Hold some sort of private service or memorial for your pet.  This can be as simple or as involved as you wish.

Attend a pet loss or bereavement support group.  Allow yourself to share fully and experience the grief in a safe space.

If/When you are ready to bring a new fur baby into your life, tell them stories of your beloved one who passed.

Dr. Azure Holland has been appointed by NC Governor Roy Cooper to be a new board member of the NC Veterinary Medical Board.

Raleigh, NC – On July 1, 2018 Dr. Azure Holland, owner of Azure Holland Mobile Veterinary Service was appointed by North Carolina Governor, Roy Cooper to the North Carolina Veterinary Medical Board.

The North Carolina Veterinary Medical Board (NCVMB), a state regulatory and consumer protection agency, was created in 1903 by an act of the State Legislature. Their mission is to safeguard the health, safety and welfare of the people and animals of North Carolina.

The Board is responsible for governing the practice of veterinary medicine. Its primary responsibilities are examination of applicants, issuing and renewing licenses/registrations, formal complaints, practice name approvals, and inspections of all veterinary practices throughout the State.

The Board consists of eight (8) members; these members are appointed by the Governor, the Speaker of the House, President Pro Tempore, and the Commissioner of Agriculture.

“It is such an honor to be appointed and I look forward to serving the people and animals of North Carolina.” Dr. Azure Holland

About Dr. Azure Holland
Dr. Azure Holland is from Bailey – a small town in Eastern North Carolina. She graduated from North Carolina State University with a B.S. in Animal Science and attended the University of Tennessee Veterinary School, graduating in 2007. Dr. Holland has been in private practice in the Raleigh area since that time.

About Azure Holland Mobile Veterinary Service
Azure Holland Mobile Veterinary Service focuses only on in home pet euthanasia and veterinary hospice. We believe this is the most compassionate option for pets because it offers the comfort and familiarity of home for dogs or cats as well as privacy for families. Because comfort, familiarity, and family mean everything. Once you have made the difficult decision to let your pet pass on peacefully, our doctors can provide the kindest and most compassionate way to say goodbye.

Pecan Pie’s Tips for Surviving the Holidays. Literally.

This time of the year more than most I hear a lot of my friends having to make unnecessary trips to the Vet’s office which is not a fun place most of the time, however, since my Mom works there, I don’t mind visiting.

The tree is a lot of fun and many friends have had trouble with those light cords. I have asked my mom and Dad to unplug the cord just to be safe while they are out.

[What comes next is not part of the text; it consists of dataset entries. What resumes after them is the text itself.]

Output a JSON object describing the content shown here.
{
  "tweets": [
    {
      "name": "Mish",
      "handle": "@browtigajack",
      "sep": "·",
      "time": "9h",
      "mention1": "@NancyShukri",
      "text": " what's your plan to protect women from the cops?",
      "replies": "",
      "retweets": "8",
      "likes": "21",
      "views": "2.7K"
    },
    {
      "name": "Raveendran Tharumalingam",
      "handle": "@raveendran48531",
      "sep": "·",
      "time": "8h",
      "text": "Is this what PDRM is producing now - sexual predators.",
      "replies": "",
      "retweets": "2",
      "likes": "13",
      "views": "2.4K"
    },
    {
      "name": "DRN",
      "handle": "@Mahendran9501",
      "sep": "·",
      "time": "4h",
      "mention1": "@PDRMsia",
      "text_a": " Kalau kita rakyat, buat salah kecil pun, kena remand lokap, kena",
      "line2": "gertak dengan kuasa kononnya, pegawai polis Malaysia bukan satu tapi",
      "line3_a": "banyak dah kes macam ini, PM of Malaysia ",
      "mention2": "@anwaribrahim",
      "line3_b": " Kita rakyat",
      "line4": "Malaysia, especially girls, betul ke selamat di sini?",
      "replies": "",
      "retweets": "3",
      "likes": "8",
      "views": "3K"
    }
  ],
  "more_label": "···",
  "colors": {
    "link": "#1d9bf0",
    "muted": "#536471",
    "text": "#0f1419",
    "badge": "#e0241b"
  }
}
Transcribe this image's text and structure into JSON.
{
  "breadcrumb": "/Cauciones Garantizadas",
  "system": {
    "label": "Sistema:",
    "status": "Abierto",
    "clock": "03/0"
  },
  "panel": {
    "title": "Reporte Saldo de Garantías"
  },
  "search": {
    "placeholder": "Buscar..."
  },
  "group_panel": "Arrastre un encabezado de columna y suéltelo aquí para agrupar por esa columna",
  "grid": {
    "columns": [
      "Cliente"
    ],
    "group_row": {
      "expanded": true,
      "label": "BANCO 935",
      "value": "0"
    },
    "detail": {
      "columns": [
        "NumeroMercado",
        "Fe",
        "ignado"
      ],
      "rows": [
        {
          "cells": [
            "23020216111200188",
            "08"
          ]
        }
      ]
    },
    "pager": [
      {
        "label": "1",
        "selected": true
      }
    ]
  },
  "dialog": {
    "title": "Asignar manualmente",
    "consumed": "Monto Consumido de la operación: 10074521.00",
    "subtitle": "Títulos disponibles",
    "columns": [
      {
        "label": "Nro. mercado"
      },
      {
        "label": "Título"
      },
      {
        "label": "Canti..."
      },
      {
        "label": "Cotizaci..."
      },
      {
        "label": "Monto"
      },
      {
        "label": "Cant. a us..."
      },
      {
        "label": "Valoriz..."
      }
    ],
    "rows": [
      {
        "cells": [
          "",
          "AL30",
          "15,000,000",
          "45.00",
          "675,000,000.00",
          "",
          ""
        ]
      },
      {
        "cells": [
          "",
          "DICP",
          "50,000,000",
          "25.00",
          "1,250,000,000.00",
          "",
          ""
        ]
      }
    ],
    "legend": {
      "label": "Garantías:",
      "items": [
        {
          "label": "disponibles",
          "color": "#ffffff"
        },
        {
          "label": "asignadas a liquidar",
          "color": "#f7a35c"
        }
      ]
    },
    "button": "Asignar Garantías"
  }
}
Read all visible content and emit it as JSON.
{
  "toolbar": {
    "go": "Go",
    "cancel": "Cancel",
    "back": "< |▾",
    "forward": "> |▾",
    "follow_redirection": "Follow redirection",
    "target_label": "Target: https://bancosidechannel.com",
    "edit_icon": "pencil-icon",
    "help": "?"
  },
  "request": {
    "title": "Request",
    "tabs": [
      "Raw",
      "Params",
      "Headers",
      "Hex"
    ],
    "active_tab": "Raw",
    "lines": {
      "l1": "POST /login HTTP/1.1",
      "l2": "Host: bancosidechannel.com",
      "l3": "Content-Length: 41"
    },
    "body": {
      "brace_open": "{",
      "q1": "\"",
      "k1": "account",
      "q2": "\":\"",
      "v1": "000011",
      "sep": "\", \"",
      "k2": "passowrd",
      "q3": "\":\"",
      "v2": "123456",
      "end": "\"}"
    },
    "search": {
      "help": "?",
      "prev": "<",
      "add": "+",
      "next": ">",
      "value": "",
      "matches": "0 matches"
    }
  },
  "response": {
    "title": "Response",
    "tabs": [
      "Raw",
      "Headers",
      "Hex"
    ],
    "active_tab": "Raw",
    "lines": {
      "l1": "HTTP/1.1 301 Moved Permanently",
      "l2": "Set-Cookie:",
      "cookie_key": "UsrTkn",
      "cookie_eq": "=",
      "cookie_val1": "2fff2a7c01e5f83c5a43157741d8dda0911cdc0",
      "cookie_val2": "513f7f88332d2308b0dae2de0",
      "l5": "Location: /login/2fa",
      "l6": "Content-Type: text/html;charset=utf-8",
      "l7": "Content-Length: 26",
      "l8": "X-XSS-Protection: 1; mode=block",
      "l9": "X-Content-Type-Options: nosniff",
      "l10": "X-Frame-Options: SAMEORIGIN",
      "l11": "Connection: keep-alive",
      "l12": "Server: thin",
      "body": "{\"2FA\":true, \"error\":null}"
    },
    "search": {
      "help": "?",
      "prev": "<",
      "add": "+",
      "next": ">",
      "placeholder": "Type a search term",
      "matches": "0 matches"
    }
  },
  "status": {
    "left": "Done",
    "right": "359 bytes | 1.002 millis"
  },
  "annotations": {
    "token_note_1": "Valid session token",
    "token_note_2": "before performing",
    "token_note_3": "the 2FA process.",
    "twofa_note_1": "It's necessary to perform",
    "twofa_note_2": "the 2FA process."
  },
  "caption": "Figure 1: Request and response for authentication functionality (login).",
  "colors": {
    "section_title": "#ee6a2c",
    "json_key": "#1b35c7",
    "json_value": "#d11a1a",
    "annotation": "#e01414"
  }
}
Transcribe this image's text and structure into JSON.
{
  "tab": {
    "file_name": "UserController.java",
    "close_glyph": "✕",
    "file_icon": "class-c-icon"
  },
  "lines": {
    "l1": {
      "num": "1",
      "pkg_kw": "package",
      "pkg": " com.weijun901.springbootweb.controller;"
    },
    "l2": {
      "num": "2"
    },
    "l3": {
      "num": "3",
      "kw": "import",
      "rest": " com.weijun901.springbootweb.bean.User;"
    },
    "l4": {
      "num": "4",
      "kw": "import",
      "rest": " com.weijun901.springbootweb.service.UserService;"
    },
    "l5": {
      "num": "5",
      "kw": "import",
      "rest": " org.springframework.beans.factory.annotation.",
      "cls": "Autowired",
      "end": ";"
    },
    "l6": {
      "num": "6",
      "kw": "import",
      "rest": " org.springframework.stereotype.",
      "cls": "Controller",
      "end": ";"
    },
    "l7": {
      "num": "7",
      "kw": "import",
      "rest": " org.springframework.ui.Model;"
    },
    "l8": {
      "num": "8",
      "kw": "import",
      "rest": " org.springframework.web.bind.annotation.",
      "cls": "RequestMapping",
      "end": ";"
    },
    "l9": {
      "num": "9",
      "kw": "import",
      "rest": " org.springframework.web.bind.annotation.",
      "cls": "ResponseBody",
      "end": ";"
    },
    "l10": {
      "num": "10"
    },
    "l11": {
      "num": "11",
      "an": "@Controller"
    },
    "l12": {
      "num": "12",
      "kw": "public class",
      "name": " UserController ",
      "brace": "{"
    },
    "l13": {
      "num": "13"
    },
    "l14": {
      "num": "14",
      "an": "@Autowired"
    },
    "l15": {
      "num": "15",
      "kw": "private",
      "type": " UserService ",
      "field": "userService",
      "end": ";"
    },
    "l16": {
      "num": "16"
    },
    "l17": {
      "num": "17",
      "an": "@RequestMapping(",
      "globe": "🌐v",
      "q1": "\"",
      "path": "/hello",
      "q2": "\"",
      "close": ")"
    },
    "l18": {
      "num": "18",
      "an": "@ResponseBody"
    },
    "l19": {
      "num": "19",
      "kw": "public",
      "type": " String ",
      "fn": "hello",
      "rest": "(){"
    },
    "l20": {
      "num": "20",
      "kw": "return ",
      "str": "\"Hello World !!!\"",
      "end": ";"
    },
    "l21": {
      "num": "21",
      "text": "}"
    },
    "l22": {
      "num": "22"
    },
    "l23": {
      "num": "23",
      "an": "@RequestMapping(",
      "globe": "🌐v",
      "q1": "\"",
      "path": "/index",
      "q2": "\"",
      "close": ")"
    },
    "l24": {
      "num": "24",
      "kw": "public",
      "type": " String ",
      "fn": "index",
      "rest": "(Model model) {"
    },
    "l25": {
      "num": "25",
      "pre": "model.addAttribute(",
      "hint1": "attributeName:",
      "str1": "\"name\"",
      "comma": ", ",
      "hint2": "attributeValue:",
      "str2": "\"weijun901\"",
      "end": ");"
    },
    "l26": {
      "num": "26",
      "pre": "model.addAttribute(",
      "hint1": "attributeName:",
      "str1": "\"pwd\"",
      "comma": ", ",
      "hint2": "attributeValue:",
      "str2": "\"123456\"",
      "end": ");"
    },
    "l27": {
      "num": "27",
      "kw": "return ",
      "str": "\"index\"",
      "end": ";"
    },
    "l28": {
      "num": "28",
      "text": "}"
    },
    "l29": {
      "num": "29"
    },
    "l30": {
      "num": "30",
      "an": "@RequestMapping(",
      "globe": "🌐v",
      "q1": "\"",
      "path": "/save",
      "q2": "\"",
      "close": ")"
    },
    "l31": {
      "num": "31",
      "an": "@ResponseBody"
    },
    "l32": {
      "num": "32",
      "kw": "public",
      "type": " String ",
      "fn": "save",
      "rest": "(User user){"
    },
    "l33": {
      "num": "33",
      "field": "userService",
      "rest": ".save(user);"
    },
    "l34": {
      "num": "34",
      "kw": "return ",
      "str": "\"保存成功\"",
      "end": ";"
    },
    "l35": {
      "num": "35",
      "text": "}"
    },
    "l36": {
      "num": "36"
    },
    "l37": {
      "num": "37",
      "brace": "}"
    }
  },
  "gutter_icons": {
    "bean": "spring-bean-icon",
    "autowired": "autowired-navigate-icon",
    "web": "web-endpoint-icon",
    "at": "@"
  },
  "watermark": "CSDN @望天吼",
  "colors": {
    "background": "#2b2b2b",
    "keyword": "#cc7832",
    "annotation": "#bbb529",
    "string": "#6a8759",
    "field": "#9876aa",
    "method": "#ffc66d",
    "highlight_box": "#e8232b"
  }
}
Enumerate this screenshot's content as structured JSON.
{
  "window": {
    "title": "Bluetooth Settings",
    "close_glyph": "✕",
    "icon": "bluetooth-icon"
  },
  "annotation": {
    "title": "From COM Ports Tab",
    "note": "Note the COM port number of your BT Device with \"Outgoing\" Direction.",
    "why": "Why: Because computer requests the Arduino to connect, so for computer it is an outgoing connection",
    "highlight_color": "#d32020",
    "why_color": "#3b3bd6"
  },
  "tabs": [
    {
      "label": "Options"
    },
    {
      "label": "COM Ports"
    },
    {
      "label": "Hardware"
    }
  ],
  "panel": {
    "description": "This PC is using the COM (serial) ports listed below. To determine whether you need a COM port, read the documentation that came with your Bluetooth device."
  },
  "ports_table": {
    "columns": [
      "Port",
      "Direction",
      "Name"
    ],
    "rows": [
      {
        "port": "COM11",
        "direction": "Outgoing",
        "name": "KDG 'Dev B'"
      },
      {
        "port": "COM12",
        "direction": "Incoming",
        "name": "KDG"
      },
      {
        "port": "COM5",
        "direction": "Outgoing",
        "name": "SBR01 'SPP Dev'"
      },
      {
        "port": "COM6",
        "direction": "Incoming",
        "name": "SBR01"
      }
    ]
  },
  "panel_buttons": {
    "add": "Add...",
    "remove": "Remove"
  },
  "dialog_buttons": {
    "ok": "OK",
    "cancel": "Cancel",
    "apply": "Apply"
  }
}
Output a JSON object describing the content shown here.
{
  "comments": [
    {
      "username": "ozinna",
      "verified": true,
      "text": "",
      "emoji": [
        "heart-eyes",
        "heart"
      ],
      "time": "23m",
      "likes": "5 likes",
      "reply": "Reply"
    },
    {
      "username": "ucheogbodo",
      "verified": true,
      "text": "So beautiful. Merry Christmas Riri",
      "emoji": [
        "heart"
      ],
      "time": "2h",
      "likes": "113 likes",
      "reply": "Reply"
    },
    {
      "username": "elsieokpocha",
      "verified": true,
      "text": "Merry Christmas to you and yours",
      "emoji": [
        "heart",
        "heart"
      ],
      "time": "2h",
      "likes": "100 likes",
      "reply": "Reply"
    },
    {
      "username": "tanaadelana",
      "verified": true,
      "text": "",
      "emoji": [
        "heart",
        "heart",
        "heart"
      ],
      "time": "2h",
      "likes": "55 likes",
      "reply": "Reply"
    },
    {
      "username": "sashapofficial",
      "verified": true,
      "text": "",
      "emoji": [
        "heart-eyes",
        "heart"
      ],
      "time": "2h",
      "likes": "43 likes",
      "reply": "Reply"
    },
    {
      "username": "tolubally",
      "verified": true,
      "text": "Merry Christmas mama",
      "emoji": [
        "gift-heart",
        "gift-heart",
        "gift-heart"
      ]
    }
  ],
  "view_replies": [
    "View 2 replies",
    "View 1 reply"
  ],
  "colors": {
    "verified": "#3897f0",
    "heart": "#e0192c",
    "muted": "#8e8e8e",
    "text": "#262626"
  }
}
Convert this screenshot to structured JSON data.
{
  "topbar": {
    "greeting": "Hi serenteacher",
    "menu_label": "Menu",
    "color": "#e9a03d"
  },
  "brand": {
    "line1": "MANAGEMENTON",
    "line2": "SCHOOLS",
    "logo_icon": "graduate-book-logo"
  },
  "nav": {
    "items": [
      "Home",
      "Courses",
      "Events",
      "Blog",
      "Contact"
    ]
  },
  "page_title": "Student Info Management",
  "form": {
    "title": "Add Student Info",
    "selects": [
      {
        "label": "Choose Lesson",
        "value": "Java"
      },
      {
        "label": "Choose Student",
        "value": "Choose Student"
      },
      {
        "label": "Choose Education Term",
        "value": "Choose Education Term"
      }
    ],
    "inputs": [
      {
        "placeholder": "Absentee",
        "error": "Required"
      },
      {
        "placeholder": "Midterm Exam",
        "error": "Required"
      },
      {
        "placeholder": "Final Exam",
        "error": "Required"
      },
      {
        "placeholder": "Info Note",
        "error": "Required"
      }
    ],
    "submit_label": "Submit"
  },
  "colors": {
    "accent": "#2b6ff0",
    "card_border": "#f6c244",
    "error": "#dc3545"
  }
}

My Mom tells me that during the holidays she sees more ingested items such as ornaments, parts of presents and other decorations which can lead to expensive surgeries, so get your pet parents to look out for small items like this and put the breakable smaller ornaments up higher on the tree.

I love this time of the year the most for new food items to sample, but I am told they are not good for me and that I need to stick to my cat food.  Human food can be high in sugar and carbohydrates that are bad for me and can lead to long term health conditions that are no fun.

So stay safe out there, and resist all efforts to be put in a costume!  As you can see I have not been successful.

By Pecan Pie (with assistance from Dr. Holland)